In the study "Keeping Girls in the Game: Factors that Influence Sport Participation", the Women's Sports Foundation, in cooperation with the Dick's Foundation, investigates social influences on children's sporting activities and reasons for giving up sport.
Based on a US-wide survey of boys and girls between the ages of seven and 17 and their parents, the study concludes that there are still societal barriers for girls in sports in the US.
While 34.5% of the boys have never done any sport, the figure for girls is 43.1%. Only 36.4% of the girls are currently engaged in sports, among the boys the figure was 45.6%.
Gender stereotypes fuel this trend: Almost a third of the parents surveyed (32.2%) believe that "boys are better at sports than girls".
In addition, there is a lack of female role models in sport. 68% of the children who do sports have male coaches. Parents hardly encourage their daughters to emulate sports greats: only 13% of the girls currently doing sports are motivated to do so by their parents.
Curious: Although sport has a positive influence on academic careers according to several studies, 30% of those surveyed - both children and parents - answered that a greater focus on good school grades is the main reason for quitting sport. Nearly three-quarters (73%) of parents of children who stopped exercising did so because they felt that sport hindered their child's academic career.
The parents' income also plays a role: In low-income households (up to USD 49,999 per year) only 24.6% of the girls currently participate in sports. 57.5% have never taken part in organised sport.
The study suggests a number of measures to encourage girls to be more active in sports: For example, the sports industry must find new ways to promote the whole range of sports. Programmes and youth clubs should specifically encourage girls to participate.
Parents should encourage their daughters' sporting ambitions emotionally and materially. Be it through a positive attitude towards sports, watching and supporting sports events of their daughter or training together. The study also encourages mothers to become more actively involved as trainers in their daughters' teams.
In addition, the positive role of sport on adolescents and their academic careers should be more clearly communicated to children and parents, and funding for programmes for children from lower-income households should be increased.

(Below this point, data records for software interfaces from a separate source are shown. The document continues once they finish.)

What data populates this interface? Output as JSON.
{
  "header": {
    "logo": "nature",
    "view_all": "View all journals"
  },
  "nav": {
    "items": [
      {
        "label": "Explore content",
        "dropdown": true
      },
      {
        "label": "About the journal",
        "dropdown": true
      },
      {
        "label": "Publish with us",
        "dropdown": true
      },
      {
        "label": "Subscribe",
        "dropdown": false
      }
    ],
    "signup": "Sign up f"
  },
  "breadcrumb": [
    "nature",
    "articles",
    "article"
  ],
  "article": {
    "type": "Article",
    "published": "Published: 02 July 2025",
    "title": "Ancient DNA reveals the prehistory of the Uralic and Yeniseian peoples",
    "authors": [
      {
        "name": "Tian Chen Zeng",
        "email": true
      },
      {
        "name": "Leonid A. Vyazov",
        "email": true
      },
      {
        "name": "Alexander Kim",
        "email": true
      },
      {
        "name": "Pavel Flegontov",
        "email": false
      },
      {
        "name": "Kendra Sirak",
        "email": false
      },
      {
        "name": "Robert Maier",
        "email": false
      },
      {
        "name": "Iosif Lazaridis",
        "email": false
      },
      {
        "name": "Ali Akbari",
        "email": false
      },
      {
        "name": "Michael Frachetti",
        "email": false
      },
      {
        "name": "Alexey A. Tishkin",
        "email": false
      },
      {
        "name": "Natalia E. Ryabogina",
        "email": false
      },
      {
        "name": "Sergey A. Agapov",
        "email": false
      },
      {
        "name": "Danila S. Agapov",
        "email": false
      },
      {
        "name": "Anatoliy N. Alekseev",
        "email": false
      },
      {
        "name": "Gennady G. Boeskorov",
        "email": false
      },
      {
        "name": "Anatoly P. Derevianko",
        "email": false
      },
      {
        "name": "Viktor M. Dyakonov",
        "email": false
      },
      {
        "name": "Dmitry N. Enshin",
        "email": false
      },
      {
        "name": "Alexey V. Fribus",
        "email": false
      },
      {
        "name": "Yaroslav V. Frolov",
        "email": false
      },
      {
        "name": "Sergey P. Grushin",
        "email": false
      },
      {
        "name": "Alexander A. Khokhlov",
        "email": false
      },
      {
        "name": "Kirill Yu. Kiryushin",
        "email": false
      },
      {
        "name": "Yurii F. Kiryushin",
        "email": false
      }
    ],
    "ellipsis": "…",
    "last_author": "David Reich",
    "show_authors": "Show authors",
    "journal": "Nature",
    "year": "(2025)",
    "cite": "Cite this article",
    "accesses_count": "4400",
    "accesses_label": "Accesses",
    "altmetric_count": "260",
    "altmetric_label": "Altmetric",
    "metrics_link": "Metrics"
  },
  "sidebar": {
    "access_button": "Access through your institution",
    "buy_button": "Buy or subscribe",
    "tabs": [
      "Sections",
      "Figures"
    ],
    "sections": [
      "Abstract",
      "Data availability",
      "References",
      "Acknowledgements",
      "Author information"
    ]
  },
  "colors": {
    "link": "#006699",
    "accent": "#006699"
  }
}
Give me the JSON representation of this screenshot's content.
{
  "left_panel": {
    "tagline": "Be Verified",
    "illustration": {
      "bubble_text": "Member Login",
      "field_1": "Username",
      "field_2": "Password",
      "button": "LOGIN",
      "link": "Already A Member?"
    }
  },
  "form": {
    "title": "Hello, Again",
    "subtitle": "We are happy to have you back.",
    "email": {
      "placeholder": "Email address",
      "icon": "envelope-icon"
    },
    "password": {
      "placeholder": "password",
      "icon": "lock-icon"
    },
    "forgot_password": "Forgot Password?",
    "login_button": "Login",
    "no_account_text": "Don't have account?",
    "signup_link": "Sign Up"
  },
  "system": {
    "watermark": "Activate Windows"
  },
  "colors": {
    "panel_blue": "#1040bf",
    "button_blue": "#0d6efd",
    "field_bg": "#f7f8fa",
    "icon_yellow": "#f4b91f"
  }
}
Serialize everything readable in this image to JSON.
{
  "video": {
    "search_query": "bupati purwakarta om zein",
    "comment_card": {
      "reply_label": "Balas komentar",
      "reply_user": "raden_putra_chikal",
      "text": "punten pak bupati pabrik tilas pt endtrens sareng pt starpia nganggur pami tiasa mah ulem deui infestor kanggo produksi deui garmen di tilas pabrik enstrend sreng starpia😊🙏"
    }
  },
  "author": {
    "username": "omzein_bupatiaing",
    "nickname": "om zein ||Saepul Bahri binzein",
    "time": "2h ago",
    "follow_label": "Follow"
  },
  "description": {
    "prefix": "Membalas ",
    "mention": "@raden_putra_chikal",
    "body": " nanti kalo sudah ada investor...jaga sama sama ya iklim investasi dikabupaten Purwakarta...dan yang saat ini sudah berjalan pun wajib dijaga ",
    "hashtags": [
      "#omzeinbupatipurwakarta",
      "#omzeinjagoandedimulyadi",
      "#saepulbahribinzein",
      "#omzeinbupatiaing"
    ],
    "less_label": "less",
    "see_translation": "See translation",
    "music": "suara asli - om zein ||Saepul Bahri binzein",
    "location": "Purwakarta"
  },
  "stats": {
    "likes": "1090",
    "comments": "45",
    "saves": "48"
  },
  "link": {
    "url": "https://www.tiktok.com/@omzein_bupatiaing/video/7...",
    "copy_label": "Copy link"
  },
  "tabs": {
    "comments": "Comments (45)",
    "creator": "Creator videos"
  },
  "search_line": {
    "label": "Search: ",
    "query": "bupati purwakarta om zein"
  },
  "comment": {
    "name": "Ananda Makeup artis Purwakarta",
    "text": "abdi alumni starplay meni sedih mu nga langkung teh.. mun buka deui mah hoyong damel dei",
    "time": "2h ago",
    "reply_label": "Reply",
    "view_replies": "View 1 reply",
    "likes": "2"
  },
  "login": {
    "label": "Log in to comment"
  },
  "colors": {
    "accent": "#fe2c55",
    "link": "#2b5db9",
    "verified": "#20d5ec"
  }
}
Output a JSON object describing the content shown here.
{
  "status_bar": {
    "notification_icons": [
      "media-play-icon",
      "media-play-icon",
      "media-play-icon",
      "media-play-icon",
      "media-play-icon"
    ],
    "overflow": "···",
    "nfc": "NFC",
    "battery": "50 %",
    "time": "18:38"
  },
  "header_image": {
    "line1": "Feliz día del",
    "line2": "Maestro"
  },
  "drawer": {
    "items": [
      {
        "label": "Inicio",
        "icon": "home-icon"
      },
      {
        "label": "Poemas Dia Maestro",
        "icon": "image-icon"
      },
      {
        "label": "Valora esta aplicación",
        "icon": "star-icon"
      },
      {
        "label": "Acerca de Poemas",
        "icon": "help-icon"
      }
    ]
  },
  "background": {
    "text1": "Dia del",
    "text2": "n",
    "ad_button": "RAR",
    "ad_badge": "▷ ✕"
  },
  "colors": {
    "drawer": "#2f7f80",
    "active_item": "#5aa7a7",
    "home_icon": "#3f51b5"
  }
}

"Our research partnership with the Women's Sports Foundation has helped us to understand the barriers of girls' participation in sports and has motivated us to continue to support girls' sports programs," said Aimee Watter, Executive Director of the Dick's Foundation.
"Having a clearer understanding of the factors that keep girls on the sidelines is critically important. [...] And everyone benefits when more girls are in the game," said Deborah Antoine, CEO of the Women's Sports Foundation.